| Dataset records |
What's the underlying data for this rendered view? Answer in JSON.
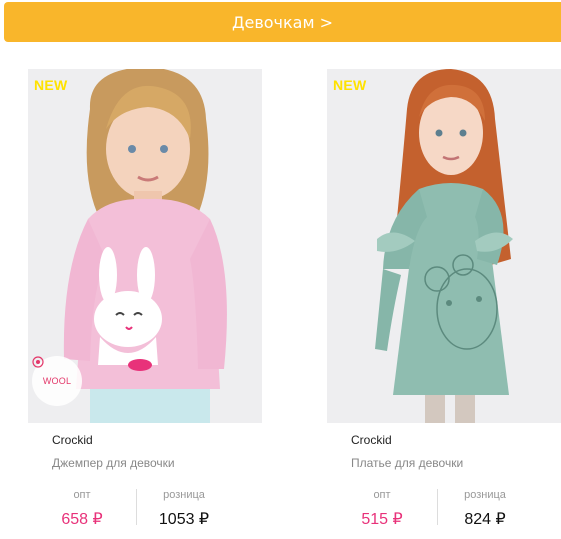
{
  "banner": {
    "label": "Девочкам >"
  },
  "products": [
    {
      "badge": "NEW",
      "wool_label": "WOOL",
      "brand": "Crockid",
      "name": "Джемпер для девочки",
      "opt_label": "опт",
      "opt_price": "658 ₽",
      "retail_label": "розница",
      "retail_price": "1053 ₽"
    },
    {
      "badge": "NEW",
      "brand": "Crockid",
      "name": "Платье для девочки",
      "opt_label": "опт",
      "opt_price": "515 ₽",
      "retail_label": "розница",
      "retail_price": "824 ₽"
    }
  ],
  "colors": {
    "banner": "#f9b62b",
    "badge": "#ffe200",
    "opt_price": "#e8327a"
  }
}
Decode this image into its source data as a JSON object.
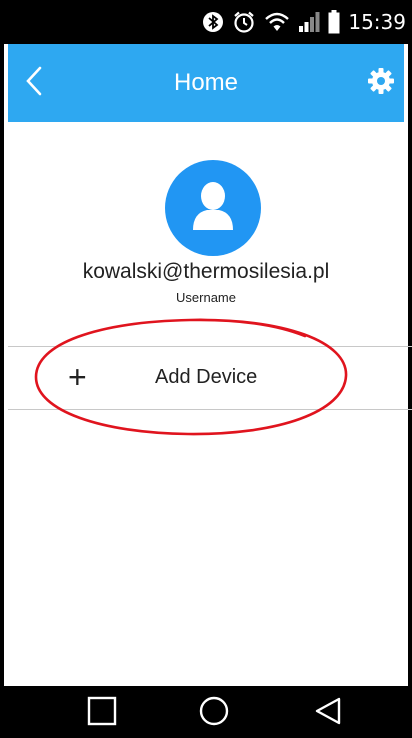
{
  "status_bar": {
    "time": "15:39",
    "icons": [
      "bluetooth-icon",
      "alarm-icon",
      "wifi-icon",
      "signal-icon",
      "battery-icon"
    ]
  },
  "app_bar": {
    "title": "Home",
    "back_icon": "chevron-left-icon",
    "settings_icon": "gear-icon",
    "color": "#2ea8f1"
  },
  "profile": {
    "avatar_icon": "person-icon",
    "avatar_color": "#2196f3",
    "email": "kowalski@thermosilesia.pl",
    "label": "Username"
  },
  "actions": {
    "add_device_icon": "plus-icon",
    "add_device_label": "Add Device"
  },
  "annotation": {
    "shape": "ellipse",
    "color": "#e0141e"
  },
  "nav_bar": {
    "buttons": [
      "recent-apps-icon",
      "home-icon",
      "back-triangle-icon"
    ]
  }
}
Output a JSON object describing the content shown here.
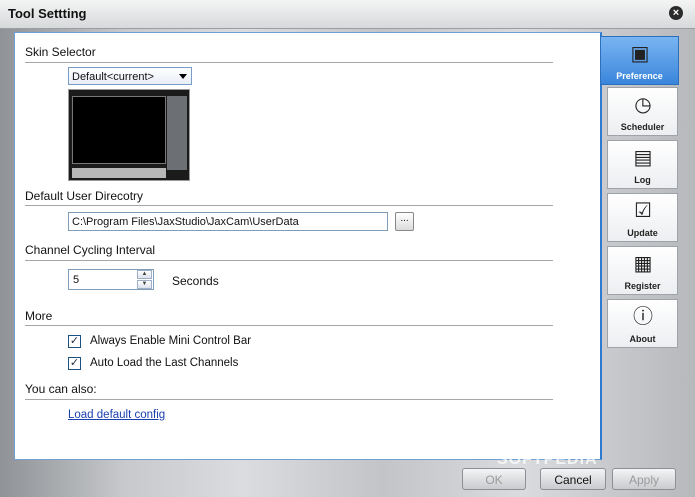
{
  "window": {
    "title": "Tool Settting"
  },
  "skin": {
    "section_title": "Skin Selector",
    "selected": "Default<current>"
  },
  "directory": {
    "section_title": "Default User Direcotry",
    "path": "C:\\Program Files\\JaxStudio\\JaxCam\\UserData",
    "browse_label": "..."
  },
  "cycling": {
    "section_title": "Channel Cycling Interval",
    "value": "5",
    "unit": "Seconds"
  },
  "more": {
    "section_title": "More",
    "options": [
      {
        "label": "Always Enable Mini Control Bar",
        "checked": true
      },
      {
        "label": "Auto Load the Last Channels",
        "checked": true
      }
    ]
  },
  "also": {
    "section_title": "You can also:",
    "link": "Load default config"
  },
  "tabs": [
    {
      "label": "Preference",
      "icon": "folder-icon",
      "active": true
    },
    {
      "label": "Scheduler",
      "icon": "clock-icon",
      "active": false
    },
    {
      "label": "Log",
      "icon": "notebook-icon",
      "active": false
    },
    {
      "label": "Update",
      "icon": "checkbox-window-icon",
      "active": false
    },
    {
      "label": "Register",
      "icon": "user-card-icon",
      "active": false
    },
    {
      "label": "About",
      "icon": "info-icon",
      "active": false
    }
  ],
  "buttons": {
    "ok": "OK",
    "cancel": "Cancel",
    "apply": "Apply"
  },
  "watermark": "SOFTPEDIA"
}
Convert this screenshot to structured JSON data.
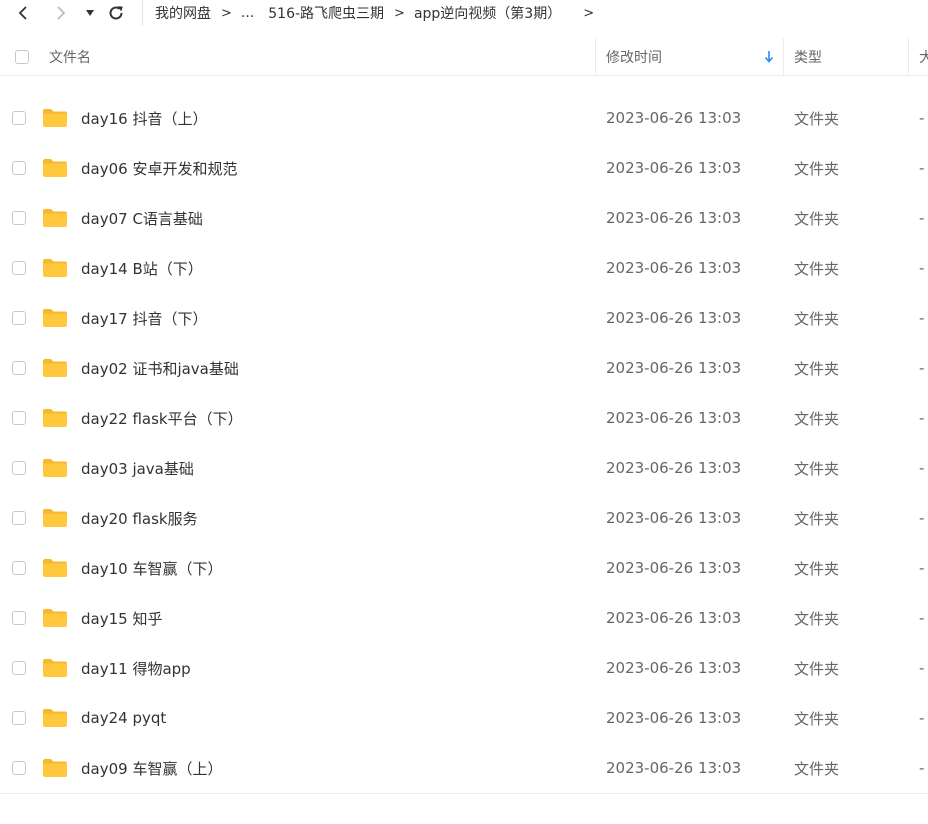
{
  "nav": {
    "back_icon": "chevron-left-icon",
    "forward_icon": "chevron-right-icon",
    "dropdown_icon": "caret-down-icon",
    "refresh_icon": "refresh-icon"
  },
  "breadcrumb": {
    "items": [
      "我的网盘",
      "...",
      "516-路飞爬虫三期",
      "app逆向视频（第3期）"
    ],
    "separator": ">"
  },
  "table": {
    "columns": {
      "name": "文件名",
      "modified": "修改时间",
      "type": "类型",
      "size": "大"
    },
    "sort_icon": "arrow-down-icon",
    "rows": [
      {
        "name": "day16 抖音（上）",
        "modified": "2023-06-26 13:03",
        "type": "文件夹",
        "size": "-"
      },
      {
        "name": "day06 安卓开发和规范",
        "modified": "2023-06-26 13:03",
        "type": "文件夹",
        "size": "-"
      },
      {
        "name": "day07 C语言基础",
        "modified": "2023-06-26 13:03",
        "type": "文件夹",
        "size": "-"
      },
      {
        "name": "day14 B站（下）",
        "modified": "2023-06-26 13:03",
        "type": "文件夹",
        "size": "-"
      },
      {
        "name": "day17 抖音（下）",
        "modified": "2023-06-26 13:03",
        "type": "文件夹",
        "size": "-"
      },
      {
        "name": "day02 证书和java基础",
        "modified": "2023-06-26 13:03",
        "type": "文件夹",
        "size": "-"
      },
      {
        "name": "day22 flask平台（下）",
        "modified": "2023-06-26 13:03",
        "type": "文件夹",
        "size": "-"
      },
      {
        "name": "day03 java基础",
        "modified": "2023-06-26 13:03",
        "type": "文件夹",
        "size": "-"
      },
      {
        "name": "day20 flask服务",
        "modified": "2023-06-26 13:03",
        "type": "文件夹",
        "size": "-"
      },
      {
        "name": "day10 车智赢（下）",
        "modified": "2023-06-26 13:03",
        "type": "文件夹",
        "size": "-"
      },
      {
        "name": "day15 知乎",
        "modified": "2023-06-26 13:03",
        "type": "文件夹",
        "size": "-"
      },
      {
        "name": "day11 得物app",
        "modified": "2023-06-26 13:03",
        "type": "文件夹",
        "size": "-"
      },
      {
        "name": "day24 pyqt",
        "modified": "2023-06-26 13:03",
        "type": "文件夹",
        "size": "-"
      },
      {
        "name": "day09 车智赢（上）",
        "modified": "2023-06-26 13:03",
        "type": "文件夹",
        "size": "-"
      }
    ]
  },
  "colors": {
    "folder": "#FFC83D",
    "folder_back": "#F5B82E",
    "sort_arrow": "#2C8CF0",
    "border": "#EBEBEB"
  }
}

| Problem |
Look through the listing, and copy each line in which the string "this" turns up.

| Written reply |
What's the underlying data for this rendered view? Answer in JSON.
Decode this image into its source data as a JSON object.
Convert this screenshot to structured JSON data.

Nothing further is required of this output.